# Data
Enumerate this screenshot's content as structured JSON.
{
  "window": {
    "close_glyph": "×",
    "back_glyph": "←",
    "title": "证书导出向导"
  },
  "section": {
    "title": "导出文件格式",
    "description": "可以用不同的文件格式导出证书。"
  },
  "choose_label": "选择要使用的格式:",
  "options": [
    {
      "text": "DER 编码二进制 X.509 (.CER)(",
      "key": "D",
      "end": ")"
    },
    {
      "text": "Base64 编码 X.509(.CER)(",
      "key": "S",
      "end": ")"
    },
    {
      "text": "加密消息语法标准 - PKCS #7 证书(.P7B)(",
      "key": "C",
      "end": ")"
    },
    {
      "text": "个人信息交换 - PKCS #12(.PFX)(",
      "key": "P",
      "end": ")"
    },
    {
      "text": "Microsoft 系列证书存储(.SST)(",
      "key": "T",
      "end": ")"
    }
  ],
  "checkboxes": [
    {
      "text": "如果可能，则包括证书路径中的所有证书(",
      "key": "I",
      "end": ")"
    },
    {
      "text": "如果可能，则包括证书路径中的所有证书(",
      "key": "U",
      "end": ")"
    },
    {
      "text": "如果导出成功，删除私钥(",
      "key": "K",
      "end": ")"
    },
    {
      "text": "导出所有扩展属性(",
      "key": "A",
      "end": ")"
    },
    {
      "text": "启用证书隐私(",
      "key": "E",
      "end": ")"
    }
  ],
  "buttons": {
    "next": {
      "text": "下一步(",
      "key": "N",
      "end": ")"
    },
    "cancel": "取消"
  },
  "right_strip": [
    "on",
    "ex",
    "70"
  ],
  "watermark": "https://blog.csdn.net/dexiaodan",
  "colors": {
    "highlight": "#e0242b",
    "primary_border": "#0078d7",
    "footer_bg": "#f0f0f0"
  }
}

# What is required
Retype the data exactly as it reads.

# Response for this exercise
Enumerate this screenshot's content as structured JSON.
{
  "window": {
    "close_glyph": "×",
    "back_glyph": "←",
    "title": "证书导出向导"
  },
  "section": {
    "title": "导出文件格式",
    "description": "可以用不同的文件格式导出证书。"
  },
  "choose_label": "选择要使用的格式:",
  "options": [
    {
      "text": "DER 编码二进制 X.509 (.CER)(",
      "key": "D",
      "end": ")"
    },
    {
      "text": "Base64 编码 X.509(.CER)(",
      "key": "S",
      "end": ")"
    },
    {
      "text": "加密消息语法标准 - PKCS #7 证书(.P7B)(",
      "key": "C",
      "end": ")"
    },
    {
      "text": "个人信息交换 - PKCS #12(.PFX)(",
      "key": "P",
      "end": ")"
    },
    {
      "text": "Microsoft 系列证书存储(.SST)(",
      "key": "T",
      "end": ")"
    }
  ],
  "checkboxes": [
    {
      "text": "如果可能，则包括证书路径中的所有证书(",
      "key": "I",
      "end": ")"
    },
    {
      "text": "如果可能，则包括证书路径中的所有证书(",
      "key": "U",
      "end": ")"
    },
    {
      "text": "如果导出成功，删除私钥(",
      "key": "K",
      "end": ")"
    },
    {
      "text": "导出所有扩展属性(",
      "key": "A",
      "end": ")"
    },
    {
      "text": "启用证书隐私(",
      "key": "E",
      "end": ")"
    }
  ],
  "buttons": {
    "next": {
      "text": "下一步(",
      "key": "N",
      "end": ")"
    },
    "cancel": "取消"
  },
  "right_strip": [
    "on",
    "ex",
    "70"
  ],
  "watermark": "https://blog.csdn.net/dexiaodan",
  "colors": {
    "highlight": "#e0242b",
    "primary_border": "#0078d7",
    "footer_bg": "#f0f0f0"
  }
}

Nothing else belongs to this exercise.